The Analyze Stage- General Electric al Affiliation The Value Analysis at General Electric pursues two objectives: maximizes the utility offered by the service or product provided by the company. Additionally, the analysis eliminates or minimizes wastes. At this point, the value content of General Electric products or processes realized by clients is defined. Using the user’s value definition as a filter, the components of the products or the procedures in production or delivery process are classified as non-value added or value added. The goal of General Electric is to eliminate the non-value parameters by re-engineering the process or product’s design. Equally important, the company considers substituting the functional equivalent elements for the value-added of the process design. Consequently, the substitution is justified when the element’s functionality is enhanced or reduced at a minimized expense to the manufacturer(“ General Electric”, 2014). The Value Analysis is applicable to the redesign of the processes, services, and products. In product design, the bill of materials for products offers the necessary component’s list. In service delivery and production process, the individual tasks carried out to attain the final objective tends to be sufficient, the process or product’s element is pointed out and then classified. The company then operationally defines the value within the framework that is established by the process or product under analysis. Using the definition each function is put under analysis to find out if it adds value or not. The figure below shows the value stream map. Flow Chart enables the company to see the entire system from the beginning to the end. The Value added activities includes the patient’s willingness to pay for the products and services, activities that change the function, fit or form of the service, and are performed during the first time. The non-added activities include the process of unloading a truck. 2. The variation of General Electric comes when their client notices a difference from a single item to the other, and the difference in processes. The six sigma is meant to minimize the variation for the purpose of repeatable results. The figure below shows the reduced variation and center process where the clients feel the difference in processes above the mean. The elements of waste include transportation and motion, overproduction, waiting time and inventory, and over processing and defects. There is waste in transportation and motion due to lower productivity, longer lead times, and possible part damage. The waste is related to badly designed process, poor housekeeping, and sharing of equipment. Overproduction is a waste for General Electric because of high defects and shortages, difficult in identifying the cause of problems, and consuming raw material ahead of necessaries. Over processing, is a waste because it consumes resources, increases time of production, reduces the returns on the employed resources, and increases the product cost. 3. We started with the analysis of the cause and effect analysis in finding out the causes that give an impact on the projects that are carried out at General Electric.

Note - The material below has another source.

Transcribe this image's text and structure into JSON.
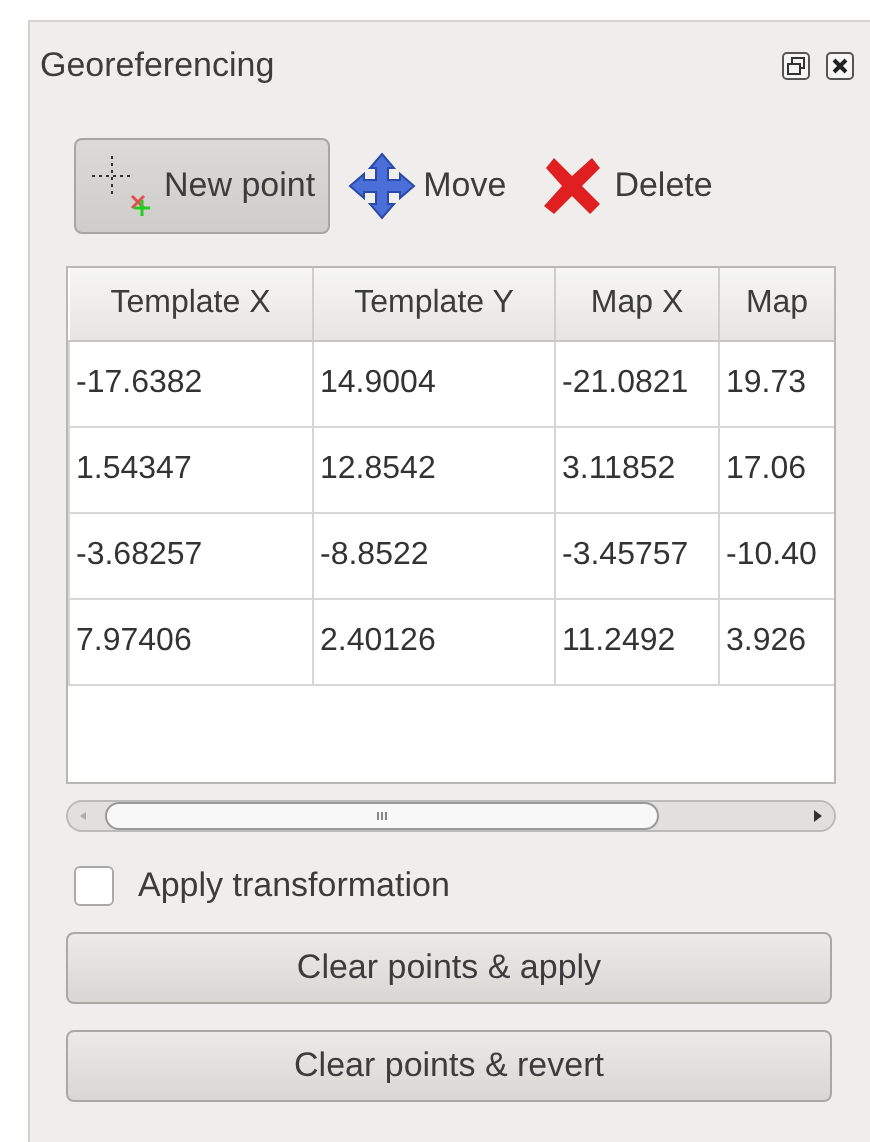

The activities were conducted using the Cause and Effect Diagram to come up with a matrix. The performance trend prior to the improvement is as shown below. The fishbone diagram isAnalysis was done for every problem. The validation processes were selected and then verified. The activities made sure that the causes were broken down into explicit elements therefore obtaining the absolute and correct causes for improvement than implementing the actions really helped. The table below provides an overview of the why analysisRoot CauseReason 1Reason 2Reason 3Reason 4ActionablePoor Service CatalogueThe clients are not informed of GE servicesThe Service Catalogue is not well communicatedCatalogue is not validatedN/AProper communication Validate and Define GE catalogueService unavailabilityMachine and Service DownService Malfunction and Hardware FailureWrong Configuration and Maintenance IssuesNot well trained Users. Out of budgetProvide configuration to clientsUser Knowledge on GE products and serviceLack of Manual, Clients have insufficient knowledgeIgnoranceNo Training, and Not well defined processesN/AValidate the company’s processesInefficient ProcessesA lot of processes in placeUnsuitability of processesNo standard processes at handProcess not well validated and definedValidate and defined GE core processesReferenceGeneral Electric (n. d.). What is Six Sigma? The Roadmap to Customer Impact. Retrieved June 13, 2014, from http://www. ge. com/sixsigma/SixSigma. pdf